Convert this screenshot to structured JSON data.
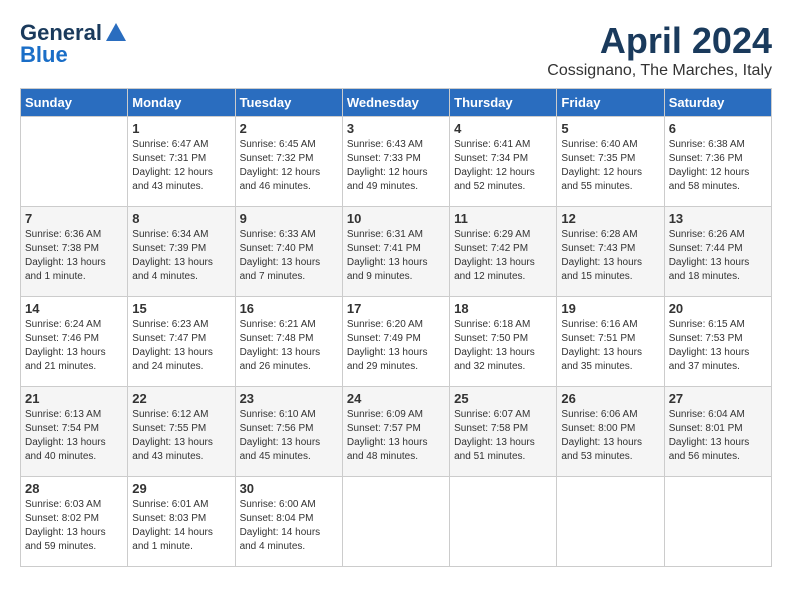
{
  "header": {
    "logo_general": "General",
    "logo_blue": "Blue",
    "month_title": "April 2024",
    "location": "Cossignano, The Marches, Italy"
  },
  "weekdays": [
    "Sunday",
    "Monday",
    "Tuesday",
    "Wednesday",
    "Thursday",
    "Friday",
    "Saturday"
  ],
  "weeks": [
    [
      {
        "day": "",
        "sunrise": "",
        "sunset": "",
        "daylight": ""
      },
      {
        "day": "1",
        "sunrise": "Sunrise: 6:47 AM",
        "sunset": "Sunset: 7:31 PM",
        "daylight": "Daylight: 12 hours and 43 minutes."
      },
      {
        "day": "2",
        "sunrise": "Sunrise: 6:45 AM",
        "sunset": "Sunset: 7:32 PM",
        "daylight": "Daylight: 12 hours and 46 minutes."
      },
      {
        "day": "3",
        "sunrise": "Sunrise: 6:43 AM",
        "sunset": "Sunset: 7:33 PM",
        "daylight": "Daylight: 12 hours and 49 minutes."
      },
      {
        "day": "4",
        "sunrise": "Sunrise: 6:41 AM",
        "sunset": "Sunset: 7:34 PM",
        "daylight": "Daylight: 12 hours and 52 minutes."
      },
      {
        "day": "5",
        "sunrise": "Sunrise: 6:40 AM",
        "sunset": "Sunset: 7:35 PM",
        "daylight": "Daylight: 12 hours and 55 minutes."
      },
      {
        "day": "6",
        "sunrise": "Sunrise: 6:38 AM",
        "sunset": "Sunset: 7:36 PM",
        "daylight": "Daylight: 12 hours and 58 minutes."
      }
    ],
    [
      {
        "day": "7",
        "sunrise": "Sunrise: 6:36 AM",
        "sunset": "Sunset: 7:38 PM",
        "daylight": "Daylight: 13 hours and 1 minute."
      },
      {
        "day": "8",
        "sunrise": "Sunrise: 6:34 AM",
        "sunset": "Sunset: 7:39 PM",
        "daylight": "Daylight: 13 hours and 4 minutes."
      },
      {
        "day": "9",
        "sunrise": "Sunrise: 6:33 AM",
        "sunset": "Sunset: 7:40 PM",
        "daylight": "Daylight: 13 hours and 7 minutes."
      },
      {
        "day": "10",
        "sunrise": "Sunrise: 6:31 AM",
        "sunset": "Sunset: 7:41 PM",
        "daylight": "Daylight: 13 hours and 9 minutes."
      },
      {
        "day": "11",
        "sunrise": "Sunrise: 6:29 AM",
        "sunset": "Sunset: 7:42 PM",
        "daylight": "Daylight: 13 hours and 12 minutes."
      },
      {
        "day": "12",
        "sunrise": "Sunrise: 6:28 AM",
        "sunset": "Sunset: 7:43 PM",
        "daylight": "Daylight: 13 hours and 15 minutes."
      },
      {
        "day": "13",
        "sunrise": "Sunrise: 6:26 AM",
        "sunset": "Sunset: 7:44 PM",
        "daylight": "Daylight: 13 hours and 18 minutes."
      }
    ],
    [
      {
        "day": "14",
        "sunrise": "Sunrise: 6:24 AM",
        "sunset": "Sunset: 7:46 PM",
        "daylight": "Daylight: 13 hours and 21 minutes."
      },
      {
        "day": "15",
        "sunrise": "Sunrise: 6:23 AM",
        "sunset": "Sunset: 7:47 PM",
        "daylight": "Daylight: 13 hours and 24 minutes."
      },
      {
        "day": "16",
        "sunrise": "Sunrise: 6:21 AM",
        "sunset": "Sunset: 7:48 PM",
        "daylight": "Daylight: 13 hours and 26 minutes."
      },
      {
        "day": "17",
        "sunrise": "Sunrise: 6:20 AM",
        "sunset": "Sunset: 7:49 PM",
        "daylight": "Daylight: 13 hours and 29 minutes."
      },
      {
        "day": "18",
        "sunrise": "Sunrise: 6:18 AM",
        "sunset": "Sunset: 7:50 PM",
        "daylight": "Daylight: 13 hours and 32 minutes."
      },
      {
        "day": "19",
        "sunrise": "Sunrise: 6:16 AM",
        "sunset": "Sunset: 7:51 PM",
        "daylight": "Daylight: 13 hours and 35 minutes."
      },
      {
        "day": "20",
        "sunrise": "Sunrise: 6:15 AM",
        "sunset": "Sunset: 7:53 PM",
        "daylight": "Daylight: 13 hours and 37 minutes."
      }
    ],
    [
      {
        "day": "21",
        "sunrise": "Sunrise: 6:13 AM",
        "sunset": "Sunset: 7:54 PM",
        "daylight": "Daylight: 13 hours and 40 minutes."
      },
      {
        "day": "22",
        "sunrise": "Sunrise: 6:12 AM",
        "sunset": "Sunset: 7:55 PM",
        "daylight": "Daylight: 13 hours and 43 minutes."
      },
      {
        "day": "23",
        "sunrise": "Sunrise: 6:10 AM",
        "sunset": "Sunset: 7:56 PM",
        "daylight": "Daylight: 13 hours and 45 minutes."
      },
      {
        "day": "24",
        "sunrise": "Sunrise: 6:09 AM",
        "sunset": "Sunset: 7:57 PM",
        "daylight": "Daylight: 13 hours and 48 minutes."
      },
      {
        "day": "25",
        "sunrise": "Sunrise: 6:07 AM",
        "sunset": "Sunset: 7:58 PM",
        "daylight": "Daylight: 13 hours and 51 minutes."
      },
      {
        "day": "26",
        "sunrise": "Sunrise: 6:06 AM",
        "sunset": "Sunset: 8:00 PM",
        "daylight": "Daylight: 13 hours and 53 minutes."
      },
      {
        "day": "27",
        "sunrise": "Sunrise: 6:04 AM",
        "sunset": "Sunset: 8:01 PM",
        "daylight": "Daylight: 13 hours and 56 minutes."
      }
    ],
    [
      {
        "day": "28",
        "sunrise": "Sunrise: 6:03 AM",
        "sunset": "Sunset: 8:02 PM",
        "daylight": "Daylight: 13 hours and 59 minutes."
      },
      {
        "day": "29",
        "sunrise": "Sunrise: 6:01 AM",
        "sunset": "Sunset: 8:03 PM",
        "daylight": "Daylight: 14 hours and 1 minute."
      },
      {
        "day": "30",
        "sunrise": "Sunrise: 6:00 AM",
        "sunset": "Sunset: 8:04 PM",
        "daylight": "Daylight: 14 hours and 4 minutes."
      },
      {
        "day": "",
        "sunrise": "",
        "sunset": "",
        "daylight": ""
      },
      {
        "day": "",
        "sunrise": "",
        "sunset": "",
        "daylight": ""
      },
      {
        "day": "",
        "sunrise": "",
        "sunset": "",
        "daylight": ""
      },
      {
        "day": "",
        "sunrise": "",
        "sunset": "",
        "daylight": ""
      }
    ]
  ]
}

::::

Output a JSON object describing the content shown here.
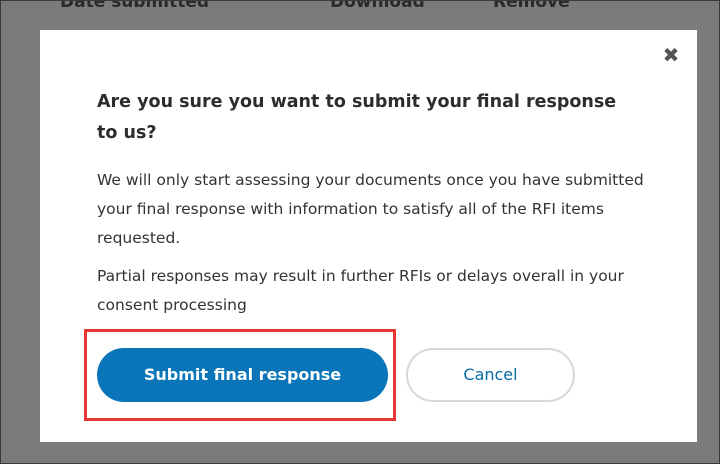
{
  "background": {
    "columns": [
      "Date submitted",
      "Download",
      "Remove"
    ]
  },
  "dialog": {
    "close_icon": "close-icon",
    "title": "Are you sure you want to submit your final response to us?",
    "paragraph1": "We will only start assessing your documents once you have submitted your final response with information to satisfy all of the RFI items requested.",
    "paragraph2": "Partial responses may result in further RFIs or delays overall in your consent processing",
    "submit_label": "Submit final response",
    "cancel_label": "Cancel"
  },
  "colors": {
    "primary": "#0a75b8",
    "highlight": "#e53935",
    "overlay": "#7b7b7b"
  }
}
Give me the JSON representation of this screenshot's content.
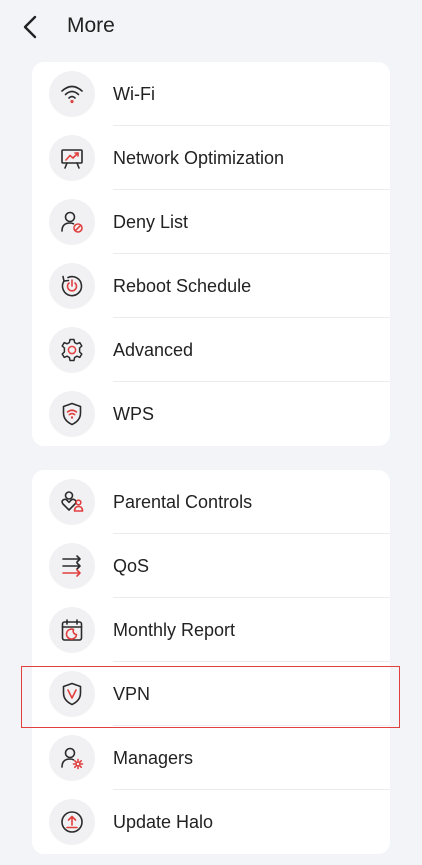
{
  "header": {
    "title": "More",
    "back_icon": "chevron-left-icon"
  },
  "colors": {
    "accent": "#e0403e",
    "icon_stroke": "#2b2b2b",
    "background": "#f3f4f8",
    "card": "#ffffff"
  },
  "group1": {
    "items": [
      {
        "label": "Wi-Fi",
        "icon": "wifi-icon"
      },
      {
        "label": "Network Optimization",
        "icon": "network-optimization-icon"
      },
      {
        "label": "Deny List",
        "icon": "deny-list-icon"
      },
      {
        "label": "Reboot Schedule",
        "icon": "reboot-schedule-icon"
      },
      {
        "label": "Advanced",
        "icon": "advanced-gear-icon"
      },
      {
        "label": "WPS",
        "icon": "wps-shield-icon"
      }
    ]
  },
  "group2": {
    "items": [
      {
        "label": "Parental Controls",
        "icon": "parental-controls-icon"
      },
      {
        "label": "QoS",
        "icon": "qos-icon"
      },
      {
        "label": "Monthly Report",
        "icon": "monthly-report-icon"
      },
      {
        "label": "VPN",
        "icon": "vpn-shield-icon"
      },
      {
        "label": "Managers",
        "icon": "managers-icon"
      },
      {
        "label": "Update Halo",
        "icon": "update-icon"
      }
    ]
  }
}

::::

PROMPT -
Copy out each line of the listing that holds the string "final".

SOLUTION TO THIS PROBLEM -
    "title": "Are you sure you want to submit your final response to us?",
    "paragraph1": "We will only start assessing your documents once you have submitted your final response with information to satisfy all of the RFI items requested.",
    "submit_label": "Submit final response",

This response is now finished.